Tips of the Trade
Discovering Chinese Woodcarvings
This cricket cage was created from a specially grown gourd by an unknown Chinese artist.
This brush washer was made for a calligrapher or painter.
This vase stand depicts an owl's head — a Chinese motif similar to decorations found on ancient bronze urns.
This carving resembles a classic position of the Buddha's hand.
To explain the recent appreciation of small and finely crafted Chinese woodcarvings, ANTIQUES ROADSHOW appraiser Marvin Sokolow begins with a story about the Yamanaka, the famed international dealer of Chinese antiques from Kyoto, Japan. In the early 1970s, sensing that antique Chinese furniture was going to explode in value, he literally locked up his furniture for a year. He predicted correctly: prices of 16th- to 18th-century examples of Chinese furniture soared.
These lovingly crafted artifacts are often overlooked by dealers and collectors; that means they're affordable if you're willing to hunt
"We started to look around at other old wooden objects from China," remembers Marvin, a Bayside, Wisconsin, dealer of Asian antiques. By examining Chinese artifacts with "new eyes," Marvin and other experts in Chinese antiques discovered an abundance of small, fine woodcarvings, which collectors had routinely overlooked. "We realized that the people who made these artifacts were artists in their own right, although anonymous ones." This separated them from Chinese painters and calligraphers, part of China's long-celebrated artist-scholar class who signed their work.
Over hundreds of years, these craftsmen produced thousands of carvings. Their abundant legacy is good news for collectors, as their objects are available and often affordable for those willing to hunt for them.
"Many of these objects were made for artists," explains Marvin, pointing to the numerous utilitarian objects they carved, including brush handles, brush holders, ink containers, and boxes that held paintings. At the Indianapolis ROADSHOW, Marvin exhibited a wooden brush washer made for artists, who kept them on their worktables.
Carvers also whittled pieces for non-artists. Marvin noted a wooden vase stand that once supported an imperial jade vase. And not all their carvings were high-minded, including a gourd grown in a mold to make a small container. The finished product, replete with holes in its lid, was for crickets, often pitted against each other for entertainment.
Older is Better
Many of the best woodcarvings are older, dating from the 19th century or earlier. "Collectors should look to pieces that have real age, to the oldest examples," Marvin advises. "And look for the way a piece is finished." Older craftsmen were not only more skilled than contemporary ones; they also had access to the most cherished Chinese woods such as rosewood. "China has an enormous population and a tremendous need for fuel in what is a mostly poor and largely rural farm population.

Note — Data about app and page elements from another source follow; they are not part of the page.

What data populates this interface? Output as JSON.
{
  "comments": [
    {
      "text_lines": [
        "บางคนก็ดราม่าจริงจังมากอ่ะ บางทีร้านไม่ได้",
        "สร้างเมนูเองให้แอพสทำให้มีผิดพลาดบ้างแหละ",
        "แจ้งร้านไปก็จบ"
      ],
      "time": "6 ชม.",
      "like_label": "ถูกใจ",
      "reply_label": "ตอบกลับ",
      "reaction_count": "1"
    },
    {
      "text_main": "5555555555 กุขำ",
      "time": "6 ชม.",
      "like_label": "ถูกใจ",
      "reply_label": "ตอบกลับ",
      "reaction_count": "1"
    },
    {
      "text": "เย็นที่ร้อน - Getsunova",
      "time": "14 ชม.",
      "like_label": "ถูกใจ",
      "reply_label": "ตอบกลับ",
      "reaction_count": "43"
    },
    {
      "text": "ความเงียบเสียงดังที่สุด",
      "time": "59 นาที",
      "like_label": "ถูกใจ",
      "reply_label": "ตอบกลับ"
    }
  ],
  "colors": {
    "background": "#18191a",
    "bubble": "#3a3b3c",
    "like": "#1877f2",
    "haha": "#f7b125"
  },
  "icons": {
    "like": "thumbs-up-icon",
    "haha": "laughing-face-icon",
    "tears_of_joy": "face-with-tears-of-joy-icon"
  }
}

So the best wood has been completely denuded. What remains is inferior wood."
Many of these pieces, while they've gained in value, go unnoticed by general antique dealers. Pieces sell from $5 to $10,000, with prices largely decided by whether anyone recognizes a particular carving's true value. Vase stands, for example, are often sold in 10-pound boxes at auctions, cheap modern pieces mixed in with the true standard bearers. States Marvin: "This is a field that is little-known and little-explored, so the potential of buying things where somebody doesn't know their value is great." One reason these pieces are often overlooked is because they are so well done — Chinese joinery is magnificent in its ability to conceal itself.
"They'll escape casual scrutiny because they appear innocuous and unimportant," Marvin says. "Somebody would look at these and not think anything of them."
Marvin, long a devotee of these small wooden gems, advises that beginning collectors touch as well as look their way around the field. "Look with your hands," he suggests. "The lack of sharp edging, the softness of the finish of the wood, the lack of extraneous appendages — these are all characteristic of the best Chinese artifacts." Also look for pieces that have natural themes rather than contrived geometric shapes. Observes Marvin: "Much of the work comes out of the Taoist tradition, with representations of clouds, waves, and rocks." For example, a Chinese jade carving might depict clouds and cliffs, with the wooden stand that supported it carved to look like complimentary waves. At the Indianapolis ROADSHOW Marvin showed a classic example of this naturalistic style, a "hand of the Buddha" made in the form of the citron fruit, which the Chinese revere for its resemblance to the Buddha's hand.
"Everything these woodworkers did was a labor of love," says Marvin. "They just produced amazing works."
Dennis Gaffney is a freelance writer in Albany, New York. He has been a regular contributor to ANTIQUES ROADSHOW Online since 1998.